Abstract: Climate change models project – by the end of this century – tropical oceans will have increased in temperature by 2-3°C due to global warming and become more acidic (pH decrease by >0.3) due to the uptake of anthropogenic CO2. Tropical species, especially equatorial populations, are predicted to be most impacted because they are adapted to a narrow range of temperatures in their local environment. Elevated temperatures and CO2 are suggested to impact marine ecosystems by decreasing the capacity for fish and other water-breathers to take up oxygen. Reductions in aerobic scope (the difference between resting and maximal oxygen consumption rates) result in less energy available for vital life-history processes such as growth and reproduction. In my talk, I will discuss two recently completed projects where we investigated the following:
- The thermal optima for aerobic scope in equatorial populations of damselfishes and cardinalfishes in northern Papua New Guinea held at temperatures incorporating their existing narrow thermal range (29-31°C) as well as 33 and 34°C to include projected end-of-century conditions. Comparisons were made to high latitude populations of the same or sister species.
- The aerobic scope of one Great Barrier Reef species (Acanthochromis polyacanthus) when acutely (17d) exposed to control (451μatm CO2) or projected end-of-century CO2 conditions (946μatm CO2).

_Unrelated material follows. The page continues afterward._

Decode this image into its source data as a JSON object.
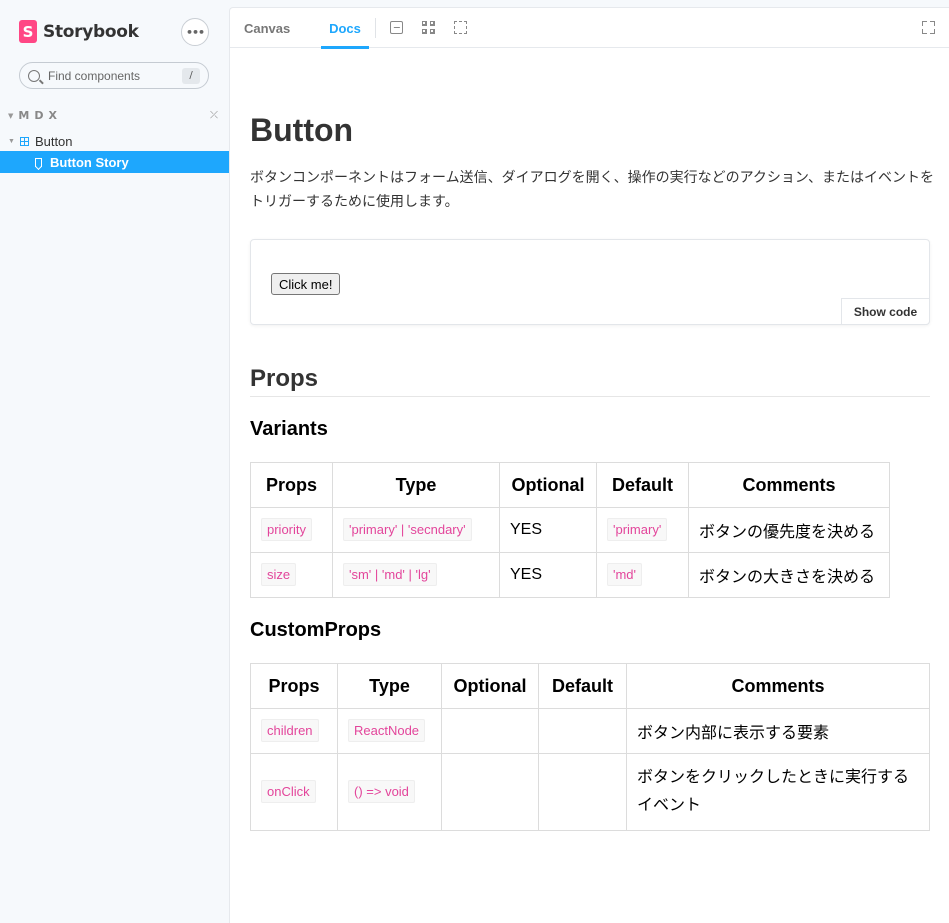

Understanding the variability among species and populations regarding the effects of temperature and CO2 on aerobic performance will be critical in predicting the impacts of global warming and ocean acidification on marine communities and ecosystems. Information derived from this research will also be imperative to identifying vulnerable geographic locations and species at risk in potential climate change “hot spots”, where extinction intensity could be the greatest.
Biography: Jodie is originally from the USA where she completed honours, BSc, and MSc degrees in Biology and Marine Biology in Illinois and Florida before moving to Vancouver, Canada to commence a PhD at the University of British Columbia. Her PhD research investigated oxygen uptake and delivery mechanisms in fish during stress, but she has also done extensive research on buoyancy, exercise, and oxygen and temperature stress. After a post-doctoral fellowship in Hong Kong (2010-2011), she joined the CoECRS as an ARC Super Science Fellow (2011-present) and is applying her broad research interests in conservation physiology. Jodie’s research aims to understand how evolutionary pressures have shaped physiological systems and the degree to which adaptation and acclimation to natural and environmental perturbations, such as anthropogenic climate change, can occur.